Presiding Officer introduces new measures to crack down on protestors
Presiding Officer Alison Johnstone has introduced a new ticketing system for the Holyrood chamber in a bid to prevent protestors from disrupting parliamentary proceedings.
In recent weeks, every session of First Minister's Questions has been disrupted by protesters. At the most recent FMQs, the first since the election of Humza Yousaf, the public gallery had to be cleared.
Last month Johnstone pledged to crack down on protestors and she later banned mobile phones from the chamber, noting that protests “tended to be filmed and shared on social media”.
Today she has written to all members stating that anyone applying for a ticket to attend FMQs will have to provide their name and address and show identification that confirms that when collecting their ticket.
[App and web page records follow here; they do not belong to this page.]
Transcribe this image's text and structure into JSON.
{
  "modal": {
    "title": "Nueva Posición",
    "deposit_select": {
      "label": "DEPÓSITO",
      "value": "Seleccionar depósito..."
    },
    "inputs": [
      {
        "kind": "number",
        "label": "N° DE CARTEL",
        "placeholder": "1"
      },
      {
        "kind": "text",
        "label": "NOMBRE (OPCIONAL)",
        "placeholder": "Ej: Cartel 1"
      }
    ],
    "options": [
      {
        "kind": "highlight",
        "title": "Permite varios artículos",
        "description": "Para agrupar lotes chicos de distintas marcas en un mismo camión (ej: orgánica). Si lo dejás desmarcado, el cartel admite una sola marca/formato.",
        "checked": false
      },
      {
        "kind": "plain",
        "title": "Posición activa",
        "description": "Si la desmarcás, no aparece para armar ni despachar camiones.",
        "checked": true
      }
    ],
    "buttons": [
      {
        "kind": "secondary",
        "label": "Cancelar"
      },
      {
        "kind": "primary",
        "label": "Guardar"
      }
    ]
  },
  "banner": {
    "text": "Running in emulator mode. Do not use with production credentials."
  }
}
Mobile phones remain banned and will have to be placed in a locker prior to entering the chamber while anyone causing a disruption will not be allowed back for six months.
“It is deeply regrettable that the parliament has had to take this action,” she wrote.
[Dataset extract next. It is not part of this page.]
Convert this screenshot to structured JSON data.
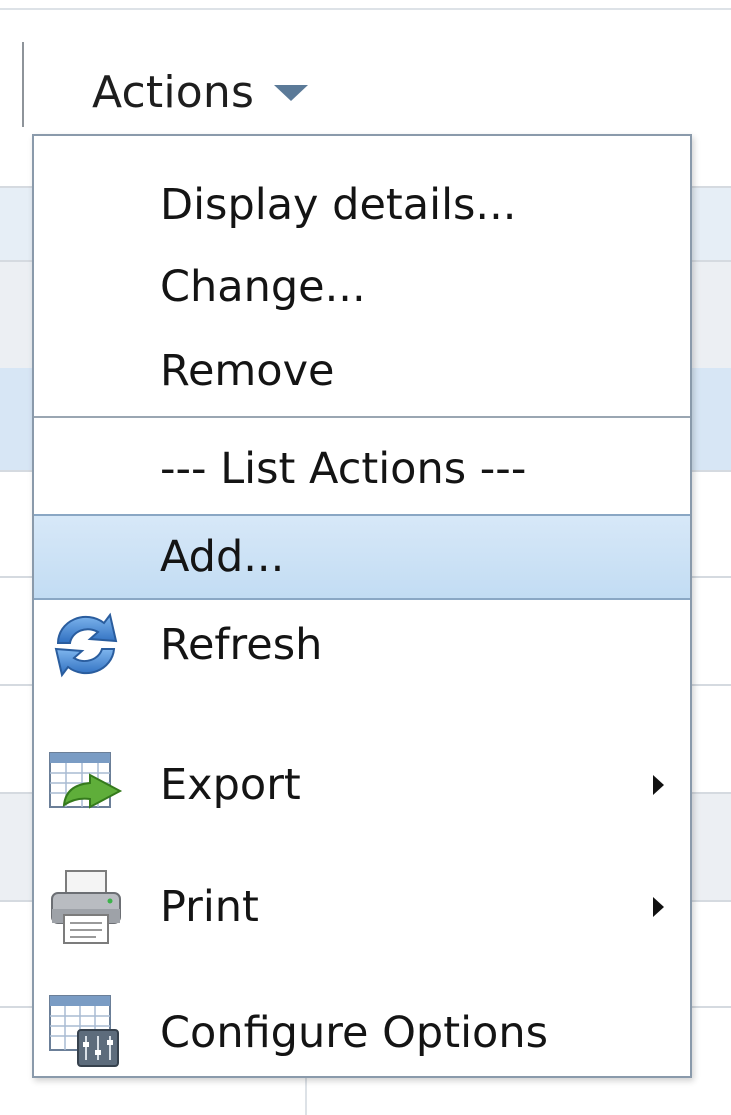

“Over the past 25 years, we have prided ourselves on our openness to the public and the ease with which visitors have access to parliamentary business.
“However, a small, but persistent number of protesters have brought us to the point where increased measures must be introduced.
“I will review the effectiveness of the new arrangements with the SPCB [Scottish Parliamentary Corporate Body] after next week’s FMQs and, if necessary, consider the implementation of further measures to continue to protect parliamentary business from disruption.”
Johnstone confirmed that any MSPs booking tickets on behalf of constituents must ask for names and addresses and provide them to visitor services at the parliament.